Dataset rows describing interfaces.

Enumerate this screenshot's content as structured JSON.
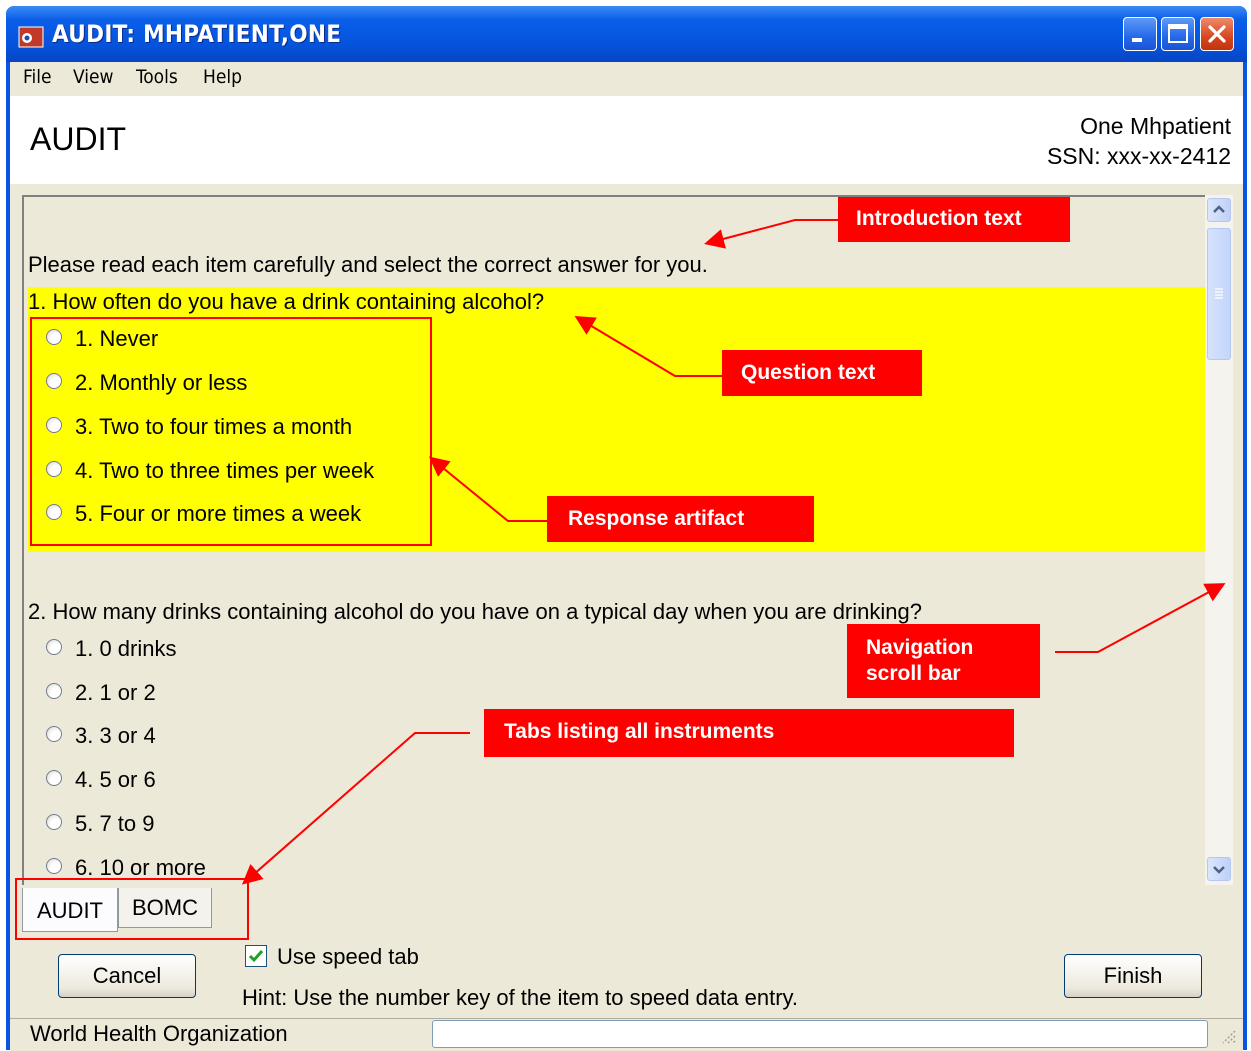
{
  "window": {
    "title": "AUDIT: MHPATIENT,ONE"
  },
  "menu": [
    "File",
    "View",
    "Tools",
    "Help"
  ],
  "header": {
    "instrument": "AUDIT",
    "patient_name": "One Mhpatient",
    "ssn": "SSN: xxx-xx-2412"
  },
  "content": {
    "intro": "Please read each item carefully and select the correct answer for you.",
    "questions": [
      {
        "text": "1. How often do you have a drink containing alcohol?",
        "options": [
          "1. Never",
          "2. Monthly or less",
          "3. Two to four times a month",
          "4. Two to three times per week",
          "5. Four or more times a week"
        ]
      },
      {
        "text": "2. How many drinks containing alcohol do you have on a typical day when you are drinking?",
        "options": [
          "1. 0 drinks",
          "2. 1 or 2",
          "3. 3 or 4",
          "4. 5 or 6",
          "5. 7 to 9",
          "6. 10 or more"
        ]
      }
    ]
  },
  "annotations": {
    "intro": "Introduction text",
    "question": "Question text",
    "response": "Response artifact",
    "scroll_line1": "Navigation",
    "scroll_line2": "scroll bar",
    "tabs": "Tabs listing all instruments"
  },
  "tabs": [
    "AUDIT",
    "BOMC"
  ],
  "footer": {
    "cancel": "Cancel",
    "finish": "Finish",
    "speed_tab": "Use speed tab",
    "speed_tab_checked": true,
    "hint": "Hint: Use the number key of the item to speed data entry.",
    "status": "World Health Organization"
  },
  "colors": {
    "highlight": "#ffff00",
    "annotation": "#ff0000",
    "titlebar": "#0a5ee8"
  }
}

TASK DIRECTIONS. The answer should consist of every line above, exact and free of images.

OUTPUT FOR THIS TASK.
Enumerate this screenshot's content as structured JSON.
{
  "window": {
    "title": "AUDIT: MHPATIENT,ONE"
  },
  "menu": [
    "File",
    "View",
    "Tools",
    "Help"
  ],
  "header": {
    "instrument": "AUDIT",
    "patient_name": "One Mhpatient",
    "ssn": "SSN: xxx-xx-2412"
  },
  "content": {
    "intro": "Please read each item carefully and select the correct answer for you.",
    "questions": [
      {
        "text": "1. How often do you have a drink containing alcohol?",
        "options": [
          "1. Never",
          "2. Monthly or less",
          "3. Two to four times a month",
          "4. Two to three times per week",
          "5. Four or more times a week"
        ]
      },
      {
        "text": "2. How many drinks containing alcohol do you have on a typical day when you are drinking?",
        "options": [
          "1. 0 drinks",
          "2. 1 or 2",
          "3. 3 or 4",
          "4. 5 or 6",
          "5. 7 to 9",
          "6. 10 or more"
        ]
      }
    ]
  },
  "annotations": {
    "intro": "Introduction text",
    "question": "Question text",
    "response": "Response artifact",
    "scroll_line1": "Navigation",
    "scroll_line2": "scroll bar",
    "tabs": "Tabs listing all instruments"
  },
  "tabs": [
    "AUDIT",
    "BOMC"
  ],
  "footer": {
    "cancel": "Cancel",
    "finish": "Finish",
    "speed_tab": "Use speed tab",
    "speed_tab_checked": true,
    "hint": "Hint: Use the number key of the item to speed data entry.",
    "status": "World Health Organization"
  },
  "colors": {
    "highlight": "#ffff00",
    "annotation": "#ff0000",
    "titlebar": "#0a5ee8"
  }
}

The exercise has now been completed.